== Problem to work on ==
These records must be written out again exactly.
== Data listing
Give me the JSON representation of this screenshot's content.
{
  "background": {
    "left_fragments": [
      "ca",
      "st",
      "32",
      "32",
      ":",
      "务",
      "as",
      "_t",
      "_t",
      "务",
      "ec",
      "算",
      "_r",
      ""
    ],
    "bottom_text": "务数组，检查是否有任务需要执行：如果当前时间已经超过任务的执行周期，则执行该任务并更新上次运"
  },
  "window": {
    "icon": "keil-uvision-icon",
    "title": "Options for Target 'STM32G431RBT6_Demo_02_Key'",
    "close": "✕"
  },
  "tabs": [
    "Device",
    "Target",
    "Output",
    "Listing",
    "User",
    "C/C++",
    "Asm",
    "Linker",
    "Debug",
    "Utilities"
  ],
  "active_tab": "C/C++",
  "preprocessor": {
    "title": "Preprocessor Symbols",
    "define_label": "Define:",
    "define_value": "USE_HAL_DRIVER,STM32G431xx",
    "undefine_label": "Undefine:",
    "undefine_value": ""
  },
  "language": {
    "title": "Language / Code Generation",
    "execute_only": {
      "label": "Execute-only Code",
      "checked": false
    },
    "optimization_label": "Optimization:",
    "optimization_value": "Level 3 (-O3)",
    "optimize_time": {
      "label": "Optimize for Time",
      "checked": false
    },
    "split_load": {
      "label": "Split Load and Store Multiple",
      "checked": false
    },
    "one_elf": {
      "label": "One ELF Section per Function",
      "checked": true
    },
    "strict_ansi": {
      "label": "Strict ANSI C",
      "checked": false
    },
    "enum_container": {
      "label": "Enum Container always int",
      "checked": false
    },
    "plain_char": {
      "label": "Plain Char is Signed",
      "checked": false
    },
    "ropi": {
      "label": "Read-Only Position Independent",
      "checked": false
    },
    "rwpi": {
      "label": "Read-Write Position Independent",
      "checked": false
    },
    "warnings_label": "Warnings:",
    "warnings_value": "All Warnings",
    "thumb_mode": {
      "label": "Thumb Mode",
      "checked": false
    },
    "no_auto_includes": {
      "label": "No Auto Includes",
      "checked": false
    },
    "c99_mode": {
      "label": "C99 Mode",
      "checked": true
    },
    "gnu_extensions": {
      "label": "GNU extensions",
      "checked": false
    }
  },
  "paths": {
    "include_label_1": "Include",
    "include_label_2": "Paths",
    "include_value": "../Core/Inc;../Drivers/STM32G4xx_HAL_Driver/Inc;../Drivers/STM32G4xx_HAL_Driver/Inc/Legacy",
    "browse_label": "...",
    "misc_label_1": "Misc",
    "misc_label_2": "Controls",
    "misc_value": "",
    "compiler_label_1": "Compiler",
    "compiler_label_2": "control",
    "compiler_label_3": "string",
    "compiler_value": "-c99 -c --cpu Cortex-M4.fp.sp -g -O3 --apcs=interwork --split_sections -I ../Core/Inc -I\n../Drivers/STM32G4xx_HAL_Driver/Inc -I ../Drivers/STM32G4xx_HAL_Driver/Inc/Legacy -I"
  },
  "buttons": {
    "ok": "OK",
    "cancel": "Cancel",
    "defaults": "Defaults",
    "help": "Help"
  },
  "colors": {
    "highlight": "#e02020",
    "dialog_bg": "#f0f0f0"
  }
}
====
== Response ==
Give me the JSON representation of this screenshot's content.
{
  "background": {
    "left_fragments": [
      "ca",
      "st",
      "32",
      "32",
      ":",
      "务",
      "as",
      "_t",
      "_t",
      "务",
      "ec",
      "算",
      "_r",
      ""
    ],
    "bottom_text": "务数组，检查是否有任务需要执行：如果当前时间已经超过任务的执行周期，则执行该任务并更新上次运"
  },
  "window": {
    "icon": "keil-uvision-icon",
    "title": "Options for Target 'STM32G431RBT6_Demo_02_Key'",
    "close": "✕"
  },
  "tabs": [
    "Device",
    "Target",
    "Output",
    "Listing",
    "User",
    "C/C++",
    "Asm",
    "Linker",
    "Debug",
    "Utilities"
  ],
  "active_tab": "C/C++",
  "preprocessor": {
    "title": "Preprocessor Symbols",
    "define_label": "Define:",
    "define_value": "USE_HAL_DRIVER,STM32G431xx",
    "undefine_label": "Undefine:",
    "undefine_value": ""
  },
  "language": {
    "title": "Language / Code Generation",
    "execute_only": {
      "label": "Execute-only Code",
      "checked": false
    },
    "optimization_label": "Optimization:",
    "optimization_value": "Level 3 (-O3)",
    "optimize_time": {
      "label": "Optimize for Time",
      "checked": false
    },
    "split_load": {
      "label": "Split Load and Store Multiple",
      "checked": false
    },
    "one_elf": {
      "label": "One ELF Section per Function",
      "checked": true
    },
    "strict_ansi": {
      "label": "Strict ANSI C",
      "checked": false
    },
    "enum_container": {
      "label": "Enum Container always int",
      "checked": false
    },
    "plain_char": {
      "label": "Plain Char is Signed",
      "checked": false
    },
    "ropi": {
      "label": "Read-Only Position Independent",
      "checked": false
    },
    "rwpi": {
      "label": "Read-Write Position Independent",
      "checked": false
    },
    "warnings_label": "Warnings:",
    "warnings_value": "All Warnings",
    "thumb_mode": {
      "label": "Thumb Mode",
      "checked": false
    },
    "no_auto_includes": {
      "label": "No Auto Includes",
      "checked": false
    },
    "c99_mode": {
      "label": "C99 Mode",
      "checked": true
    },
    "gnu_extensions": {
      "label": "GNU extensions",
      "checked": false
    }
  },
  "paths": {
    "include_label_1": "Include",
    "include_label_2": "Paths",
    "include_value": "../Core/Inc;../Drivers/STM32G4xx_HAL_Driver/Inc;../Drivers/STM32G4xx_HAL_Driver/Inc/Legacy",
    "browse_label": "...",
    "misc_label_1": "Misc",
    "misc_label_2": "Controls",
    "misc_value": "",
    "compiler_label_1": "Compiler",
    "compiler_label_2": "control",
    "compiler_label_3": "string",
    "compiler_value": "-c99 -c --cpu Cortex-M4.fp.sp -g -O3 --apcs=interwork --split_sections -I ../Core/Inc -I\n../Drivers/STM32G4xx_HAL_Driver/Inc -I ../Drivers/STM32G4xx_HAL_Driver/Inc/Legacy -I"
  },
  "buttons": {
    "ok": "OK",
    "cancel": "Cancel",
    "defaults": "Defaults",
    "help": "Help"
  },
  "colors": {
    "highlight": "#e02020",
    "dialog_bg": "#f0f0f0"
  }
}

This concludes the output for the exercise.